▶ **TASK TO COMPLETE**
Only lines holding "icon" are needed; copy each of them from the data below.
(RAW DATA Opens)
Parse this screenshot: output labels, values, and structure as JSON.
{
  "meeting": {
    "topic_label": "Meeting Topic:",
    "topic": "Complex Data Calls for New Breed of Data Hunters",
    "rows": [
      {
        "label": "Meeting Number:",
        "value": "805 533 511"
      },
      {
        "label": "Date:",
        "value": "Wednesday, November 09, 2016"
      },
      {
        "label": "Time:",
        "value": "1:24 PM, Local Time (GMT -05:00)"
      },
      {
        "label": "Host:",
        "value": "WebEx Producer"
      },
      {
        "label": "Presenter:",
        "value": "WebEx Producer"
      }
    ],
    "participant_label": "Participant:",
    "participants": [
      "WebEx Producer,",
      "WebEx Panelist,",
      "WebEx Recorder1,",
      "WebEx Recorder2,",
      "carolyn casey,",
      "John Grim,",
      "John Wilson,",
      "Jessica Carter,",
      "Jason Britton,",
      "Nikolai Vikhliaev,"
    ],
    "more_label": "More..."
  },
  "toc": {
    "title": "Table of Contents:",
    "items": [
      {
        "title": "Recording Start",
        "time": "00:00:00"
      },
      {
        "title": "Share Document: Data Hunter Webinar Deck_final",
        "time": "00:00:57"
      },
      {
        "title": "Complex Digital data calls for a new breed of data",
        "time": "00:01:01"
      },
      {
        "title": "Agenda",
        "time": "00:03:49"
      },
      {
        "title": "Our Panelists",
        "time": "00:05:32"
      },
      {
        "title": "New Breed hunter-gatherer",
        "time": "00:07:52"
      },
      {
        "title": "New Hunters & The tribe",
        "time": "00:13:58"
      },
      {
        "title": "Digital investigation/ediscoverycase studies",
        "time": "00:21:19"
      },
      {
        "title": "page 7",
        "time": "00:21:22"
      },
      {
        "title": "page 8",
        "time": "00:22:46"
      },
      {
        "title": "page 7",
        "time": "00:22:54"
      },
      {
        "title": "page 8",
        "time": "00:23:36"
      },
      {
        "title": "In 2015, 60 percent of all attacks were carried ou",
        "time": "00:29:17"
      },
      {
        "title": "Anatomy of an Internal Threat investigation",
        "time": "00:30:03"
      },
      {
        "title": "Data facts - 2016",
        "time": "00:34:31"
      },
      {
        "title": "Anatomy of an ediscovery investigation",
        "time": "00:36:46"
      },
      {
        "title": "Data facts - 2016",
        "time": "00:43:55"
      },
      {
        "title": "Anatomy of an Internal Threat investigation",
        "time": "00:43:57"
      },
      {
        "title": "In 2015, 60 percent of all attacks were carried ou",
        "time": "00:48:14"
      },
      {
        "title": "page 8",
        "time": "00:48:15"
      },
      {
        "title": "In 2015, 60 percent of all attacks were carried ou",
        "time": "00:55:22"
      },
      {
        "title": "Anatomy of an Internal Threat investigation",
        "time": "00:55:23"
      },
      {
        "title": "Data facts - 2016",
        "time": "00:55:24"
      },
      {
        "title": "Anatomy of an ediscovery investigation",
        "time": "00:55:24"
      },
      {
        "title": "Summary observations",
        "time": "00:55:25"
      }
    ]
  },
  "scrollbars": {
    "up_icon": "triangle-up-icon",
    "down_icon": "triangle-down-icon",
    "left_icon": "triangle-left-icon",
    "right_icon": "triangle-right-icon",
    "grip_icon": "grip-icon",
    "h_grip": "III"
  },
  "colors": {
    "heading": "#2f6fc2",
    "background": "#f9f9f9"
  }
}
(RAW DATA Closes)
▶ **RESPONSE BELOW**
    "up_icon": "triangle-up-icon",
    "down_icon": "triangle-down-icon",
    "left_icon": "triangle-left-icon",
    "right_icon": "triangle-right-icon",
    "grip_icon": "grip-icon",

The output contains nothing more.